High school seniors' confidence in law enforcement and the justice system significantly declined from 2006 to 2017 while their faith in religious organizations and schools was comparatively higher and more stable, according to research published by the American Psychological Association.
"We found that adolescents' trust in law enforcement in particular declined more rapidly in recent years than their confidence in any other authority," said Adam D. Fine, Ph.D., of Arizona State University's Watts College of Public Service and Community Solutions, and lead author of the study. "Our results contradicted the common stereotype that teens have 'anti-authority' attitudes because trust in schools and religious organizations was not affected. This shows that by 12th grade, teens are clearly able to differentiate among different types of authority."
The study was published in the journal Developmental Psychology.
Several previous studies that included surveys of adults and high school seniors have shown that trust in U.S. authority institutions, such as news media, businesses, religious institutions and Congress, has declined in recent decades, reaching all-time or near-all-time lows by 2012, according to Fine.
Fine and his co-authors, Emily Kan, a graduate student in psychological science at the University of California, Irvine and Elizabeth Cauffman, Ph.D., University of California, Irvine professor of psychological science, wanted to examine whether teens exhibited a general anti-authority attitude.
"As children become teenagers, they begin to question authority more frequently and more skillfully," said Fine. "Adolescents may critically evaluate authority figures in all aspects of their lives, including at home, at school and in their communities."
The researchers used data from the Monitoring the Future study, which consists of annual, self-reported surveys of 12th grade students in the 48 contiguous United States. Data from more than 10,000 teens was used from four time periods: 2006 to 2008, 2009 to 2011, 2012 to 2014 and 2015 to 2017.
Teens were asked to rate how good or bad a job was being done for the country by police and law enforcement agencies, the justice system, public schools and churches/religious organizations on a scale of one (very poor) to five (very good).
Fine and his co-authors found that over those 11 years, adolescents tended to have the most confidence in religious institutions, followed by public schools, and then law enforcement, while they viewed the justice system least favorably.
From 2015 to 2017, however, there was a critical shift as teens perceived both law enforcement and the justice system equally negatively, he said.
"Given the current conversations surrounding unjust policing in the United States, we were not surprised to find that youth do, in fact, differentiate among authorities, and something unique is happening when it comes to their perceptions of law enforcement and the justice system," said Fine. "However, America's teens do not have a ubiquitous 'anti-authority' attitude as their confidence in social institutions remained higher and more stable."
The researchers also examined differences among racial and ethnic minorities.
Black teens reported the lowest confidence in law enforcement and the justice system, followed by Latino youths, then white adolescents.
"In direct contrast to our findings about legal authorities, black youth reported significantly more confidence in social institutions, more so than their white peers," said Kan.
These findings surprised the researchers.
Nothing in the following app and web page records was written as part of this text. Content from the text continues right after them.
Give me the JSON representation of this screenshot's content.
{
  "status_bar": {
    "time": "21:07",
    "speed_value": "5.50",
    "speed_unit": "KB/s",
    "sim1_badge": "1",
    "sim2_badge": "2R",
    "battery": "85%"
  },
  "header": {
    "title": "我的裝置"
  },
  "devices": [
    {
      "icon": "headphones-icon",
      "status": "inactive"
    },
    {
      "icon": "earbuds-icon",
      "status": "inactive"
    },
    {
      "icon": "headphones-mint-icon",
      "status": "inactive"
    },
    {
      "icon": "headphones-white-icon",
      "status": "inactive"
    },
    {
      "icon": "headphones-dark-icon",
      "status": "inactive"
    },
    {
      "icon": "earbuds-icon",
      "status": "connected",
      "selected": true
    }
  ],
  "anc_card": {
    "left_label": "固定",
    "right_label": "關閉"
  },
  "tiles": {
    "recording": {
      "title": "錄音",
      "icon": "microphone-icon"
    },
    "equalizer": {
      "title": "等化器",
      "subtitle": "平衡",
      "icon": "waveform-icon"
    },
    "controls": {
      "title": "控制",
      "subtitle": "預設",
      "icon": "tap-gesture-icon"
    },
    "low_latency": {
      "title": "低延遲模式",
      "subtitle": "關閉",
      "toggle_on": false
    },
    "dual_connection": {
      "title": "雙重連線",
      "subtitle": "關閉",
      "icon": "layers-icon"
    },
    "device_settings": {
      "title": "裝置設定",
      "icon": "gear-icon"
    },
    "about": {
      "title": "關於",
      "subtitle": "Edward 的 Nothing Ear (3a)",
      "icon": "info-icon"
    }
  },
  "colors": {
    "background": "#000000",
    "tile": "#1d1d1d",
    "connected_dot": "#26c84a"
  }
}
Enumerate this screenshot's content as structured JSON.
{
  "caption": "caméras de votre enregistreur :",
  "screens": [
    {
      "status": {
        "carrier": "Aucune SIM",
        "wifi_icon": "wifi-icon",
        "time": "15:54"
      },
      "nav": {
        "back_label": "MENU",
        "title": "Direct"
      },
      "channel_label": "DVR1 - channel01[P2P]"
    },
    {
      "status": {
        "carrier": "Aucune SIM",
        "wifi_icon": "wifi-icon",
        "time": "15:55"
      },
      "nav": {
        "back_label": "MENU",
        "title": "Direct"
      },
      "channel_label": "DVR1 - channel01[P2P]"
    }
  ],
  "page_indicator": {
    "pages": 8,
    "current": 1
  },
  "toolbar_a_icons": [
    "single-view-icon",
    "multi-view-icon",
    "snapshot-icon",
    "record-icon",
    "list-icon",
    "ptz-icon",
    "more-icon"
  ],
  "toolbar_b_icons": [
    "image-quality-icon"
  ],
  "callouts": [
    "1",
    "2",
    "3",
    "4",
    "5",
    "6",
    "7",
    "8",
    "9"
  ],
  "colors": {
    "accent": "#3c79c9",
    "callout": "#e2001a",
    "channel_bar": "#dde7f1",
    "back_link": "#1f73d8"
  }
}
They expected that because racial and ethnic minority students in the U.S. tend to receive more and harsher discipline in school, youth of color would perceive schools as being more closely aligned with legal authorities, said Fine.
"This may indicate that despite the statistics on disproportionate discipline, youth of color may still perceive schools as generally supportive social authorities. Considering black youth reported more positive perceptions of social authorities than white youth, the fact that their perceptions of law enforcement and the justice system are so poor becomes even more salient," he said.
The authors believe these findings highlight the immediate need for policymakers and officials in law enforcement and the justice system to focus on gaining back adolescents' trust.
"Considering that negative perceptions of legal authority have been linked to involvement in crime and crime reporting, the real-world implications are quite clear. Efforts must be made to improve biased and unjust policing practices," Cauffman said.
More information: "Adolescents' Confidence in Institutions: Do America's Youth Differentiate Between Legal and Social Institutions?" by Adam D. Fine, PhD, Arizona State University, and Emily Kan, MA, and Elizabeth Cauffman, PhD, University of California, Irvine. Developmental Psychology. Published June 20, 2019.
Journal information: Developmental Psychology
Provided by American Psychological Association